In Feb. 18 Issue
After receiving what he called "dozens of calls and complaints from Kentuckians," Attorney General Jack Conway recently decided to take on Topix.com, the popular online message board.
He said that interactive message board is not doing what it should with abusive posts that violate the Web site's terms of service, and is doing something it shouldn't.
His office reported that complaint calls regarding allegedly false and defamatory information had been posted on the website. He said Topix's measures to remove the abusive posts are ineffective unless consumers agree to pay a $19.99 fee.
Conway, along with another state's attorney general sent a letter to the company's CEO Chris Tolles.
"Abusive or negative posts can have a devastating impact on youth. Tragically, many teenagers today turn to suicide as a way to escape abuse or cyberbullying on the Internet," said General Conway. "I have heard from parents, consumers and officials from across Kentucky who have complained about the outrageous comments that are allowed to be posted and not policed by Topix.

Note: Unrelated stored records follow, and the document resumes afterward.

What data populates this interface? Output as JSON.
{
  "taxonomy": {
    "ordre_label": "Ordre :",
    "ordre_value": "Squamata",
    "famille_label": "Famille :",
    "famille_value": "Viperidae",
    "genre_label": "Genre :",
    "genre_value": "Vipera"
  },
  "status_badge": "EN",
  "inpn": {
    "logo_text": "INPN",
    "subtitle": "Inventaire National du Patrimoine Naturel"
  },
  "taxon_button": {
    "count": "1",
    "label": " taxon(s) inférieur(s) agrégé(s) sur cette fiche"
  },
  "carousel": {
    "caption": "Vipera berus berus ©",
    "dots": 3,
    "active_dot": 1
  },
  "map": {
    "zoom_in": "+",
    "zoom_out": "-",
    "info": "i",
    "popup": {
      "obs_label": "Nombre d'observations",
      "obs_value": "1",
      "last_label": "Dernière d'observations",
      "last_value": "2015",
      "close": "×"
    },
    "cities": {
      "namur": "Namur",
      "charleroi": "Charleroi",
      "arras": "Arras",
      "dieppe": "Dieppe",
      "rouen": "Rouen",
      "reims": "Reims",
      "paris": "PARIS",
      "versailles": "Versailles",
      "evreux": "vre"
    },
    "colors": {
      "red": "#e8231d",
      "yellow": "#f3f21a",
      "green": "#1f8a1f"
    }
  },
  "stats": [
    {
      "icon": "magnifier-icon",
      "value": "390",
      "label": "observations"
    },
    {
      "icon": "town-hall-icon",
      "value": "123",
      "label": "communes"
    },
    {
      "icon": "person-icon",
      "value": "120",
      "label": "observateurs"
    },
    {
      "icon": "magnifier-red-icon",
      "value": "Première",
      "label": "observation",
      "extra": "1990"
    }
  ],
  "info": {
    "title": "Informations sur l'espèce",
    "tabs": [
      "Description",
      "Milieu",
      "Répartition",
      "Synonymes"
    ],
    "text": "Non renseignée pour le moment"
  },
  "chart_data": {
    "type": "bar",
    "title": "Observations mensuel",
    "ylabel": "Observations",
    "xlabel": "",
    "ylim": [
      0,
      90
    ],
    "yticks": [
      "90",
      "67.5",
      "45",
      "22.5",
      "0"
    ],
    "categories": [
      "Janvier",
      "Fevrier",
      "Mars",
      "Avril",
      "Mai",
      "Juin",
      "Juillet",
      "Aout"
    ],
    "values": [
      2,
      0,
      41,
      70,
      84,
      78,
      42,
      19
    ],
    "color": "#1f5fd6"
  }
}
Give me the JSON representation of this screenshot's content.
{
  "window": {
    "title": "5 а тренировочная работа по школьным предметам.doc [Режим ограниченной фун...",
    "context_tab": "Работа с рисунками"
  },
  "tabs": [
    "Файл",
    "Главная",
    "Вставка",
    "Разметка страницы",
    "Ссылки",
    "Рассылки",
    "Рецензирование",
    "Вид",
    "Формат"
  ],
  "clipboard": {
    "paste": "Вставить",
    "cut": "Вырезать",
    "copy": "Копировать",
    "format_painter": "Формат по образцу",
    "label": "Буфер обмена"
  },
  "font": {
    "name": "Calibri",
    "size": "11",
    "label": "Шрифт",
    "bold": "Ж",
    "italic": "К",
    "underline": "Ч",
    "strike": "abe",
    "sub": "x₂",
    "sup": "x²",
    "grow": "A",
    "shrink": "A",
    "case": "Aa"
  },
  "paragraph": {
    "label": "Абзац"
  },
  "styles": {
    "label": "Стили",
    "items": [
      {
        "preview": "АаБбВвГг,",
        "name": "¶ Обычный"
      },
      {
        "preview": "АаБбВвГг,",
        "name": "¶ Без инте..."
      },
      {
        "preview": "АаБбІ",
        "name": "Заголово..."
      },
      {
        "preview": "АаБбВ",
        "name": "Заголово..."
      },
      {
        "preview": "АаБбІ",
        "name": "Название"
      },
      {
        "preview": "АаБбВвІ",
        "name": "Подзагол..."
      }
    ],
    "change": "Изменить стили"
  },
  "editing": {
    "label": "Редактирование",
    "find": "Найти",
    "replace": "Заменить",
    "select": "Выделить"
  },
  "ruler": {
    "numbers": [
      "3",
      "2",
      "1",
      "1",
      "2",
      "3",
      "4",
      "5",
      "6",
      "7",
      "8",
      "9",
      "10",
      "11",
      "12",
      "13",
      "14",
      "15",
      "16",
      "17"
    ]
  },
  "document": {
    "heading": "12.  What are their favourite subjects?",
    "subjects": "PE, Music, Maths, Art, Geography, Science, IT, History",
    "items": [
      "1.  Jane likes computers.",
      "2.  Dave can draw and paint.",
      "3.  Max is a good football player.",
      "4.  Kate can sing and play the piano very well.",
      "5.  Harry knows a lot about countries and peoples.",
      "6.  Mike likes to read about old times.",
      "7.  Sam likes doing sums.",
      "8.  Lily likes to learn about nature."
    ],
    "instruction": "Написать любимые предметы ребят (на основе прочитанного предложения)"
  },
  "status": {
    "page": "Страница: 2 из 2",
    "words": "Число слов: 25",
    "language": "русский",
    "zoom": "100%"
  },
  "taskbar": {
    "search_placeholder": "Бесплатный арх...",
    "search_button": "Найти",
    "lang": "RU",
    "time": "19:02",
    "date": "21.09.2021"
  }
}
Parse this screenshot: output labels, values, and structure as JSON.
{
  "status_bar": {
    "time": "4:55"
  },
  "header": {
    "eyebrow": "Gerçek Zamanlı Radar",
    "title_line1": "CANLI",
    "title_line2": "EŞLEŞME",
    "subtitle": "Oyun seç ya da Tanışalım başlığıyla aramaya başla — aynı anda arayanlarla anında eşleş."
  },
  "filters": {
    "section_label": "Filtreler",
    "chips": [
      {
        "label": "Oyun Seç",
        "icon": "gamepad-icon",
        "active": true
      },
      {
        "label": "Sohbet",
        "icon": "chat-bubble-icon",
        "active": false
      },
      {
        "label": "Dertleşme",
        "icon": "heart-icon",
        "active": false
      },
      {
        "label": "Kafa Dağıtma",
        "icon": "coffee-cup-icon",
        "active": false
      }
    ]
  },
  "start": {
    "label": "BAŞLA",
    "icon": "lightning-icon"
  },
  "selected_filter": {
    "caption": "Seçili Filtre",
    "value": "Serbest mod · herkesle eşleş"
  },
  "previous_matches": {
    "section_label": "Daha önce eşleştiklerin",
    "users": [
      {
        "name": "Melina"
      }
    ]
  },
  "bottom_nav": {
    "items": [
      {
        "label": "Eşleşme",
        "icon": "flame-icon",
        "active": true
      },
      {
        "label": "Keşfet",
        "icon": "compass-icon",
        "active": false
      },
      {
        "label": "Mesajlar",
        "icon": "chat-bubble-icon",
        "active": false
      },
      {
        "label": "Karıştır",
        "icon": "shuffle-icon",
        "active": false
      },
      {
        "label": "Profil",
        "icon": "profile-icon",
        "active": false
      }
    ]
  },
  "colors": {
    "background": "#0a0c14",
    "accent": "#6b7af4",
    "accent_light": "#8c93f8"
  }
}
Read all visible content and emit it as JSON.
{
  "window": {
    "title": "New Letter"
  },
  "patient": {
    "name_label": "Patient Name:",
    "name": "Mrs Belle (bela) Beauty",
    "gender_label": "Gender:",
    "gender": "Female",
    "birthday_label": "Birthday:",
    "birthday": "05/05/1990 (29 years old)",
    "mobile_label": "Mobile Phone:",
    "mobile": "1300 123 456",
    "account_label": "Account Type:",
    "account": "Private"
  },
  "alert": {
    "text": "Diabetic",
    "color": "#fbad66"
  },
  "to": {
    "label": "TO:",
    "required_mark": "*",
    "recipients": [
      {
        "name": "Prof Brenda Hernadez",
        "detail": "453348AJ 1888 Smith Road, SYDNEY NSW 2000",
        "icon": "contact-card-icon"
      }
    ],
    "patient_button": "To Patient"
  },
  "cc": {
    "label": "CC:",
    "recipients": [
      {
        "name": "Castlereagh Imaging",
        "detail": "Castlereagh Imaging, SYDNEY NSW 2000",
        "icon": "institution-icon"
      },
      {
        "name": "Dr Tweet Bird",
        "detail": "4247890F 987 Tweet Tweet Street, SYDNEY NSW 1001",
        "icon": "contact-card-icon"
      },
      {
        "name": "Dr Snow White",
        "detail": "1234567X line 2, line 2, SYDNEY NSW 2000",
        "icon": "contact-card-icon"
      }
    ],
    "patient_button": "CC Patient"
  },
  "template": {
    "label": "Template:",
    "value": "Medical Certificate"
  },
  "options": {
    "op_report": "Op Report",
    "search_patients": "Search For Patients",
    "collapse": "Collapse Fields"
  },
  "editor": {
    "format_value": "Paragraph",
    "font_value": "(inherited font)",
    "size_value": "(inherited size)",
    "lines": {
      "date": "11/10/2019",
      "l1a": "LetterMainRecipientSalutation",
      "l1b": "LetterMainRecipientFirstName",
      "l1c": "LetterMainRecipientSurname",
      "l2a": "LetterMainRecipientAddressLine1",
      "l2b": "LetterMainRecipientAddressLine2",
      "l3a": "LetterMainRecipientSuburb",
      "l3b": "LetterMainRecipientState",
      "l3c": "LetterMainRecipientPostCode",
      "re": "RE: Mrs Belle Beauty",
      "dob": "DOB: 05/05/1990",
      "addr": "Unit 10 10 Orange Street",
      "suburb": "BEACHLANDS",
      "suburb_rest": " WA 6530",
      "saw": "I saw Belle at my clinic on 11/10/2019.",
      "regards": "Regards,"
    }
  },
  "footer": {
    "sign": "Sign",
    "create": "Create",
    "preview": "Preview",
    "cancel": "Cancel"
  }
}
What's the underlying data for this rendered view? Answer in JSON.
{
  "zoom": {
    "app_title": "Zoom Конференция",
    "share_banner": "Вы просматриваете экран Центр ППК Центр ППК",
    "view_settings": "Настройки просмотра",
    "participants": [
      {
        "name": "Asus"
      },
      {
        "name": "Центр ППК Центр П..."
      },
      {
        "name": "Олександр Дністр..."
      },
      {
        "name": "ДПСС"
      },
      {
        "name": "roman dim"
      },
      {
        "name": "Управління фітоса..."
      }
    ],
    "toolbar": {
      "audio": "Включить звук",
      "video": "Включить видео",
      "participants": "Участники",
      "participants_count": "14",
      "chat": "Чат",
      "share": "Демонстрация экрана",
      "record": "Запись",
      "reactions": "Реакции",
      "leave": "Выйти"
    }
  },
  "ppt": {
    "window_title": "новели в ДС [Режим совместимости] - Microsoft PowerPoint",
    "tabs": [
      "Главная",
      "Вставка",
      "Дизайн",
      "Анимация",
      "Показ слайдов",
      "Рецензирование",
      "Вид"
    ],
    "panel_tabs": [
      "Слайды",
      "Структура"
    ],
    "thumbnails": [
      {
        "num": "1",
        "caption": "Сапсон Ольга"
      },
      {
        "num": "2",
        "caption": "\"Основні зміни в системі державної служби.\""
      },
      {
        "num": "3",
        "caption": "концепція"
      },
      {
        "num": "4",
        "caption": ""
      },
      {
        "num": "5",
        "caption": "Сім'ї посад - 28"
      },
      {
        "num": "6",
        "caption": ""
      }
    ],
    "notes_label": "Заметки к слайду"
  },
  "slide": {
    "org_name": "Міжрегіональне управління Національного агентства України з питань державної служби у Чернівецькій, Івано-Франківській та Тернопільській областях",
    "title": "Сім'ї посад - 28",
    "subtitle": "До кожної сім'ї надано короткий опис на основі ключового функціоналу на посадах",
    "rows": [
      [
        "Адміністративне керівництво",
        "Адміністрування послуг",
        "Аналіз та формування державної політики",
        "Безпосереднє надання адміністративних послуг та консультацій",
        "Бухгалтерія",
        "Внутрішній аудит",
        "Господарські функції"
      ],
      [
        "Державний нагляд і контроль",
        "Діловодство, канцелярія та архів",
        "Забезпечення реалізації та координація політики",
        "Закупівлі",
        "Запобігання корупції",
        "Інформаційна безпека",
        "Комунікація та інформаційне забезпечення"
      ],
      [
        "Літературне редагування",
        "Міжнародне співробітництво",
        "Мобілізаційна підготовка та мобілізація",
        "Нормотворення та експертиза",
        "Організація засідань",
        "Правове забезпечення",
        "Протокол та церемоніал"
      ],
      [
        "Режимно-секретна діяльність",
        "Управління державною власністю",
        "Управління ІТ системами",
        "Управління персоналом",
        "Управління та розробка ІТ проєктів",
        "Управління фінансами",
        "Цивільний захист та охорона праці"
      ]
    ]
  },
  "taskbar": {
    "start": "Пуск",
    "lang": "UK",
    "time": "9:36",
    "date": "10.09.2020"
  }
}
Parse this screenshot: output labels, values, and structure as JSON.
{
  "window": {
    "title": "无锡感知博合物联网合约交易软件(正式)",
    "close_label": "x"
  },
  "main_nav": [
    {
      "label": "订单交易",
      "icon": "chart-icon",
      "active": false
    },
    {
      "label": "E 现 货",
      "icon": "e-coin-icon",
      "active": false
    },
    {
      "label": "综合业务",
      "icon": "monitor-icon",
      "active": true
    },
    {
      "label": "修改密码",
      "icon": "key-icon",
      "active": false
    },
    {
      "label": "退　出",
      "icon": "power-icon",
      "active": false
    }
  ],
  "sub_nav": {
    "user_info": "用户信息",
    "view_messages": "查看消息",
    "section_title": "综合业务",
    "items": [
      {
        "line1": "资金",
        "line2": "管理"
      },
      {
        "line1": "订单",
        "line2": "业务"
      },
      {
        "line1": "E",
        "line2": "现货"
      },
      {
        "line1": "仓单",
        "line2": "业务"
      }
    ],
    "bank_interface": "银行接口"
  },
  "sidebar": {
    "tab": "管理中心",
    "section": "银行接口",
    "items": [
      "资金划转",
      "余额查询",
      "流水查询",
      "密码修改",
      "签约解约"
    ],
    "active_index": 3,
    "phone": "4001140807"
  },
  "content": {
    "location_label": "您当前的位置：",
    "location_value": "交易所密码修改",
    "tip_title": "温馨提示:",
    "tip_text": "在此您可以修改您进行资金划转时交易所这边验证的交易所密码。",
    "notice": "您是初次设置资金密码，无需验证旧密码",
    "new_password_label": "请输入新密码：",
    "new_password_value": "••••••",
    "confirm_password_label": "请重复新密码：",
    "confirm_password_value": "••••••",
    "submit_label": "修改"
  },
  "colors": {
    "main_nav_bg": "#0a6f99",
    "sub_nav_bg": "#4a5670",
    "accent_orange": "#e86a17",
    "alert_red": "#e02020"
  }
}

However, mean online comments could be protected speech according to some.
Richard Labunski, a journalism and telecommunications professor at the University of Kentucky, says federal law grants immunity to Web sites that publish comments submitted by other users.
The Telecommunications Act of 1996 provides broad immunity and federal courts have upheld it, Labunski said.
Unless the comments include profanity or obscenity, there's little Conway can do, Labunski said. "I'm not sure where these efforts are going to lead."
Locally the company's for-profit message board is doing something of a bustling business between the few political discussions and milder fare are the discussions of the sexual antics, real or imagined, of named individuals in the county.
A large portion of the Topix.com forum is based on abusive and insulting comments, Conway said.
Although Topix.com may be immune from legal action, Labunski said Conway and other attorneys general could sue the individual users who post the comments.
However, that's not very productive, he said.
"It costs a lot of money to pursue a libel suit," Labunski said. "The real problem is finding out who posted the information."
It's not easy to subpoena records and identify anonymous users, he said.
"The courts have adopted very tough standards before the name of someone will be turned over," Labunski said. "We also have a long history of appreciation and reverence for being able to speak freely and anonymously."
A Lexington attorney filed a lawsuit over comments posted on a newspaper's Web site last month.
The Lexington Herald-Leader reports that attorney Astrida Lemkins filed suit Monday against unnamed defendants who posted the comments on Kentucky.com. Lemkins says in the lawsuit that the comments were false and defamatory.
She has subpoenaed the Herald-Leader to produce the e-mail addresses of any individual using the screen name that posted the comment.
The newspaper said the comments had been removed and the user name blocked from posting.
Online threats made several years ago against a local official's family were traced to their source and the person who had posted them was taken into custody by officials, proving that individuals who believe they are anonymously sending things online can be found.
Although charging $19.99 in order to have questionable comments reviewed does make Topix.com appear insensitive, there's nothing illegal about the policy.
Chris Tolles, CEO of Topix.com, said the Web site provides a valuable service to lots of users in Kentucky.
Tolles also said he was surprised to learn of the investigation from a reporter and not from Conway's office. He said he thinks Topix.com does a pretty good job of allowing users to have discussions on local issues.
Topix.com is based in Palo Alto, Calif., and allows users to comment on news from more than 50,000 sources.
It's a joint venture of the Gannet, McClatchy and Tribune media companies.
This story compiled with the assistance of the State-Journal's Paul Glasser through the KNCS.